- Minnesota Ballroom Operators Old Tyme Band of the Year (1985)
- Induction into the Polka Hall of Fame at the Polka Festival in Ironworld, Chisholm, Minn. (2005)
- Induction into the World Concertina Congress (2005)
- Induction into the Minnesota Music Hall of Fame (2007)
Peter & Paul Get Personal
Favorite school subjects:
Peter: math, geography and history
Paul: history and industrial arts
(Peter pointed out that an interest in history fits with travel.)
Peter: Wife Dodie, four children, six grandchildren. Daughter Sheila helps design travel brochures and has escorted a few tours.
Paul: Wife Joleen, five children, 13 grandchildren. Son Jon plays in the Wendinger Band and has escorted several tours.
Peter: “I remember going fishing once when I was nine.”
Paul: “Going to family functions and being with grandchildren.”
What are you the most proud?
Peter: “That we got to play out there with the big names in the business.”
Paul: “I’m proud of what we’ve accomplished in the music business, playing with people like Frankie Yankovic and Jimmy Sturr, who has won Grammys.”
What possession do you value most?
Both: “Our concertinas.”
What intangible do you value most?
Both: “Our families.”
Peter added: “Our kids are cousins, but they’re like brothers and sisters, maybe because Paul and I have always been so close.”
If you didn’t play music and travel, what would you be doing?
Christy Hengel Concertinas
Born in Wanda, Minn., in 1923, Christian D. “Christy” Hengel was the great-grandson of two of Brown County’s first settlers. He made about 300 concertinas in his lifetime, to which he affixed a shiny metal nameplate, noting the maker.

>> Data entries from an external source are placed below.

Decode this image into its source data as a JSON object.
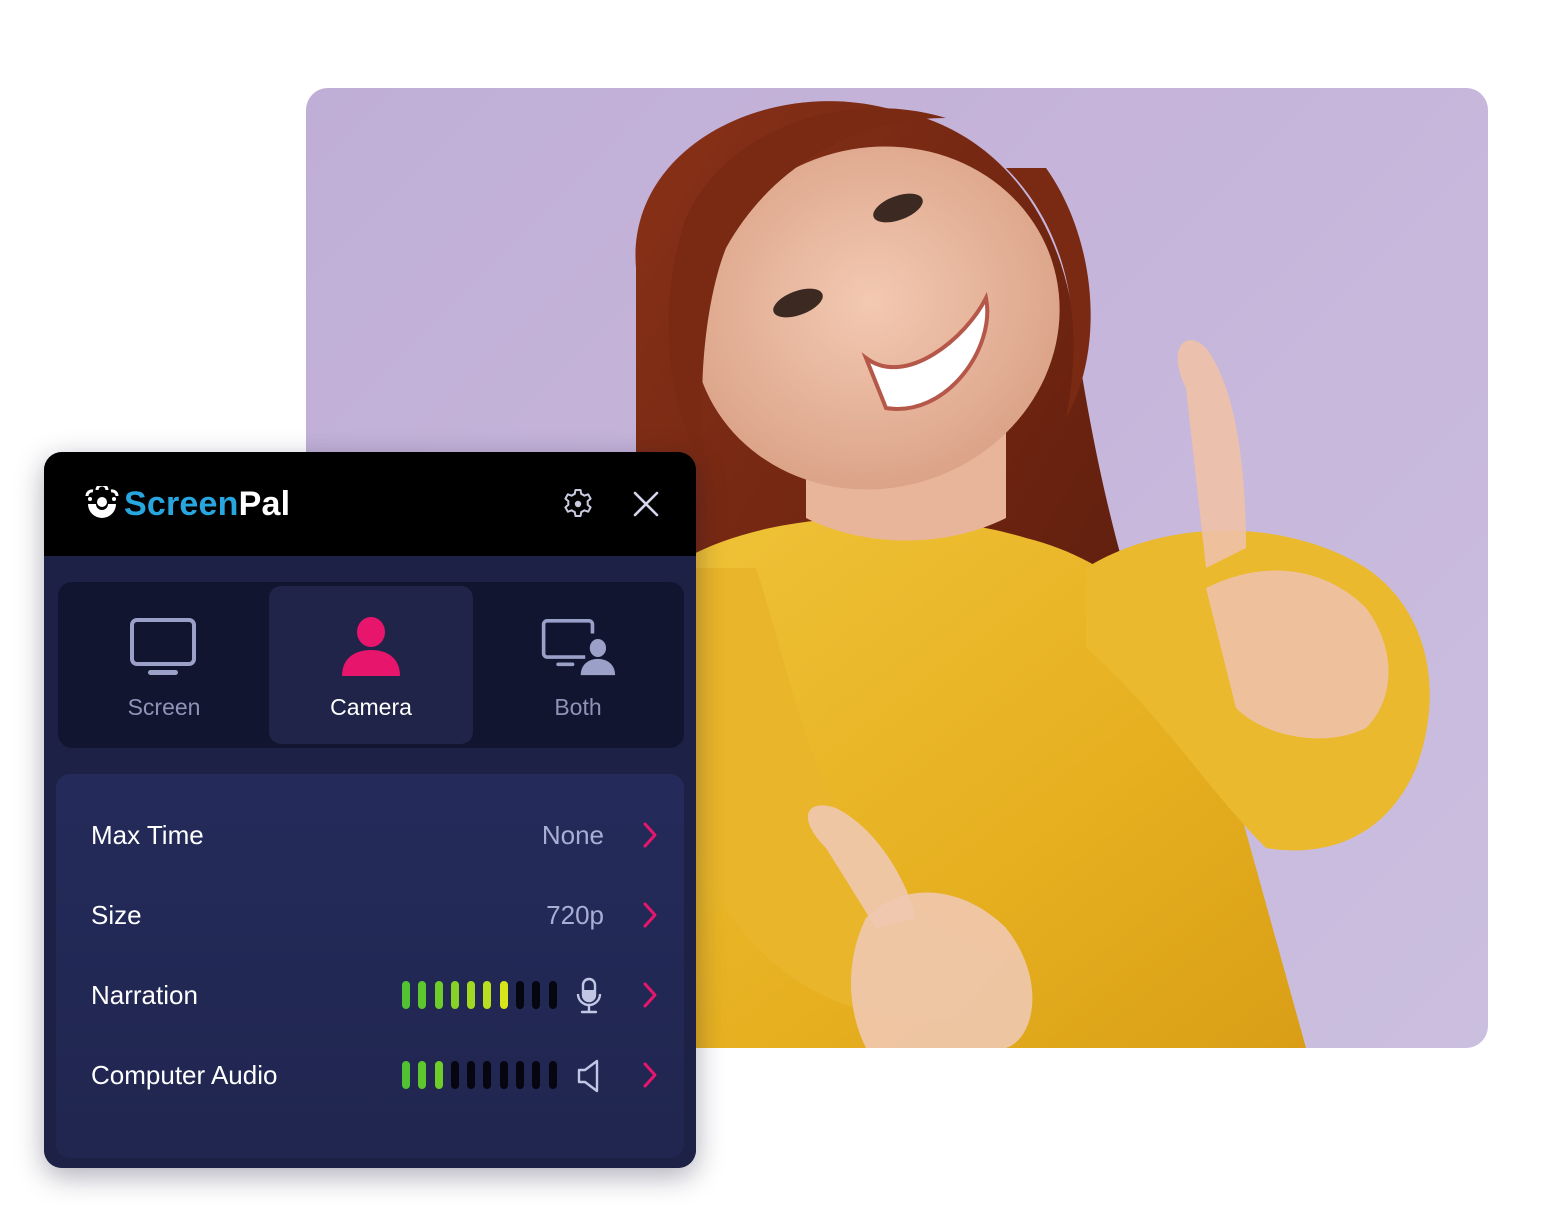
{
  "photo": {
    "description": "smiling woman with red hair in yellow sweater giving thumbs up on lavender background"
  },
  "app": {
    "brand_part1": "Screen",
    "brand_part2": "Pal",
    "icons": {
      "settings": "gear-icon",
      "close": "close-icon"
    }
  },
  "modes": {
    "selected": "Camera",
    "items": [
      {
        "label": "Screen",
        "icon": "monitor-icon",
        "active": false
      },
      {
        "label": "Camera",
        "icon": "person-icon",
        "active": true
      },
      {
        "label": "Both",
        "icon": "monitor-person-icon",
        "active": false
      }
    ]
  },
  "settings": {
    "max_time": {
      "label": "Max Time",
      "value": "None"
    },
    "size": {
      "label": "Size",
      "value": "720p"
    },
    "narration": {
      "label": "Narration",
      "icon": "microphone-icon",
      "level_segments_lit": 7,
      "level_segments_total": 10
    },
    "computer_audio": {
      "label": "Computer Audio",
      "icon": "speaker-icon",
      "level_segments_lit": 3,
      "level_segments_total": 10
    }
  },
  "colors": {
    "accent": "#e8156d",
    "brand_blue": "#27a6e0",
    "panel_bg": "#1c2145",
    "meter_off": "#05060f",
    "meter_gradient": [
      "#52c234",
      "#5ec72e",
      "#6fcd2a",
      "#86d227",
      "#a0d823",
      "#bade20",
      "#d8e41c",
      "#e8e61a",
      "#eee518",
      "#f0e216"
    ],
    "icon_muted": "#9aa0c8"
  }
}
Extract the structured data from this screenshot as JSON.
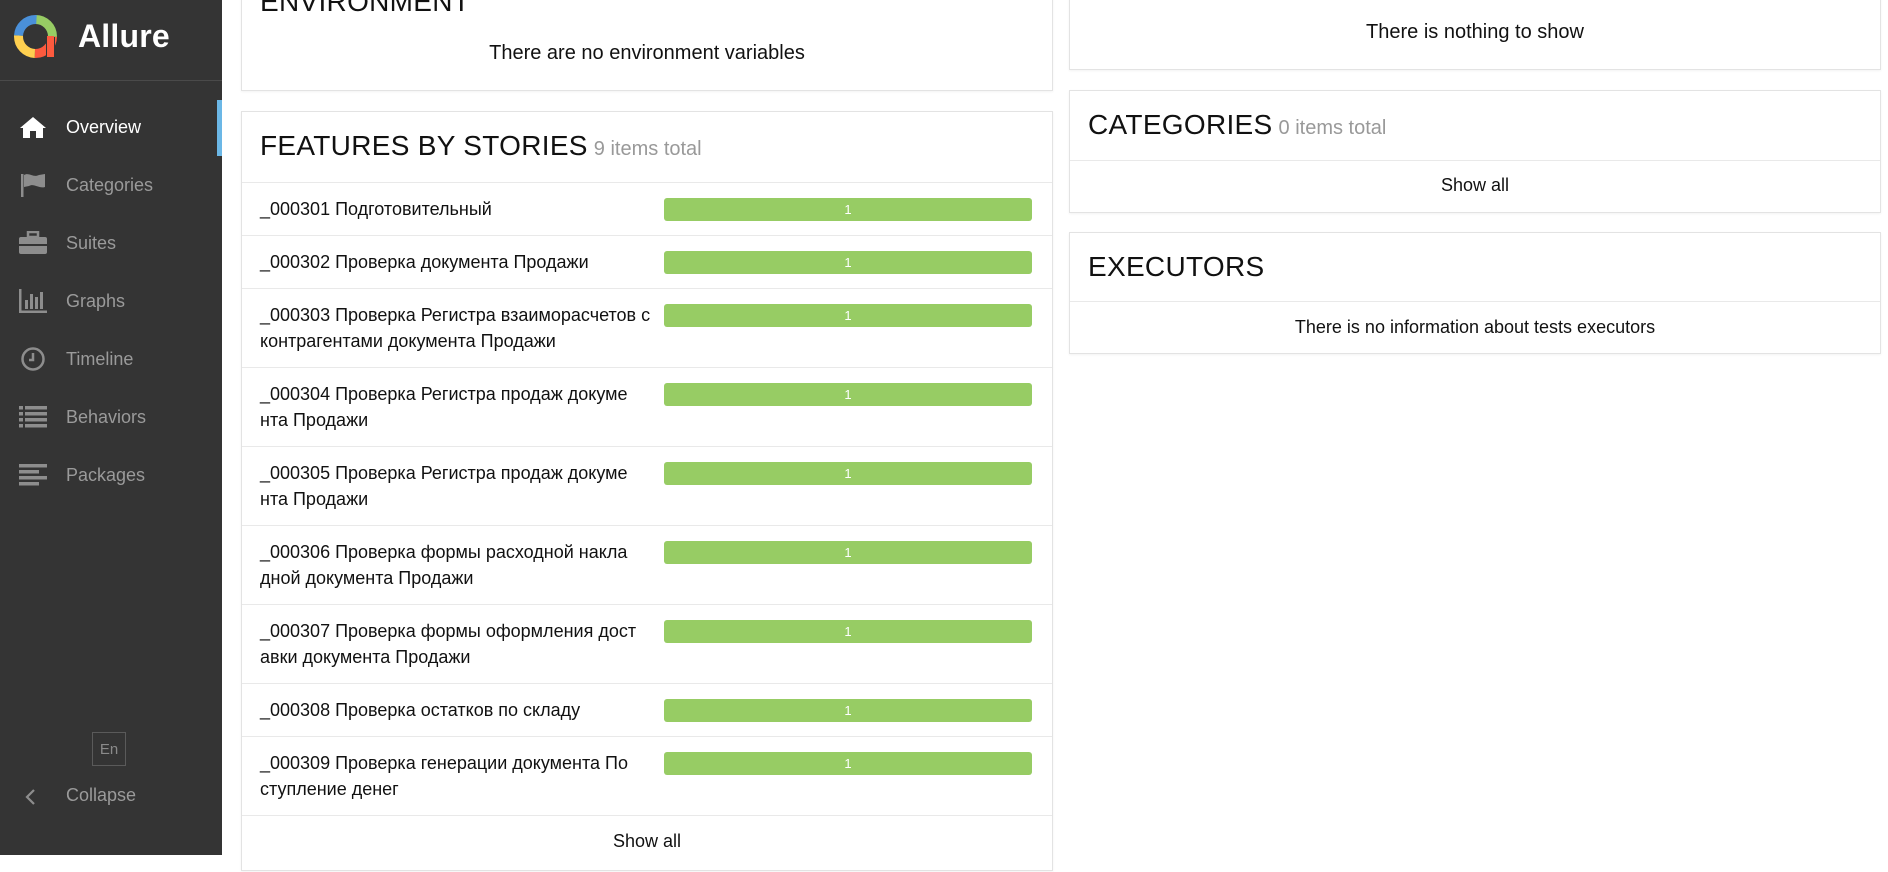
{
  "brand": {
    "title": "Allure",
    "logo_colors": [
      "#97cc64",
      "#fd5a3e",
      "#ffd050",
      "#4a90d9"
    ]
  },
  "sidebar": {
    "items": [
      {
        "label": "Overview",
        "icon": "home-icon",
        "active": true
      },
      {
        "label": "Categories",
        "icon": "flag-icon",
        "active": false
      },
      {
        "label": "Suites",
        "icon": "briefcase-icon",
        "active": false
      },
      {
        "label": "Graphs",
        "icon": "bar-chart-icon",
        "active": false
      },
      {
        "label": "Timeline",
        "icon": "clock-icon",
        "active": false
      },
      {
        "label": "Behaviors",
        "icon": "list-icon",
        "active": false
      },
      {
        "label": "Packages",
        "icon": "align-left-icon",
        "active": false
      }
    ],
    "language": "En",
    "collapse_label": "Collapse"
  },
  "environment": {
    "title": "ENVIRONMENT",
    "empty_text": "There are no environment variables"
  },
  "features": {
    "title": "FEATURES BY STORIES",
    "count_text": "9 items total",
    "rows": [
      {
        "name": "_000301 Подготовительный",
        "value": "1"
      },
      {
        "name": "_000302 Проверка документа Продажи",
        "value": "1"
      },
      {
        "name": "_000303 Проверка Регистра взаиморасчетов с контрагентами документа Продажи",
        "value": "1"
      },
      {
        "name": "_000304 Проверка Регистра продаж докуме нта Продажи",
        "value": "1"
      },
      {
        "name": "_000305 Проверка Регистра продаж докуме нта Продажи",
        "value": "1"
      },
      {
        "name": "_000306 Проверка формы расходной накла дной документа Продажи",
        "value": "1"
      },
      {
        "name": "_000307 Проверка формы оформления дост авки документа Продажи",
        "value": "1"
      },
      {
        "name": "_000308 Проверка остатков по складу",
        "value": "1"
      },
      {
        "name": "_000309 Проверка генерации документа По ступление денег",
        "value": "1"
      }
    ],
    "show_all": "Show all",
    "bar_color": "#97cc64"
  },
  "top_right": {
    "empty_text": "There is nothing to show"
  },
  "categories": {
    "title": "CATEGORIES",
    "count_text": "0 items total",
    "show_all": "Show all"
  },
  "executors": {
    "title": "EXECUTORS",
    "empty_text": "There is no information about tests executors"
  }
}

His interest in concertinas began in 1944, and 11 years later he began making his own concertinas after buying out a concertina factory in Chicago. He produced his first instruments in Sleepy Eye, then in Waseca, and later in New Ulm, employing friends and family members in his enterprise.
The National Endowment named Hengel a National Heritage Fellow for the Arts in 1987 for his contribution to American folk art. In 2000, the Minnesota Historical Society placed one of his concertinas in its museum in St. Paul. Christy Hengel concertinas sold new for about $750. His used instruments now sell for $10,000 to $12,000.
(Information about Christy Hengel from Music & Dance News, March/April ‘08.)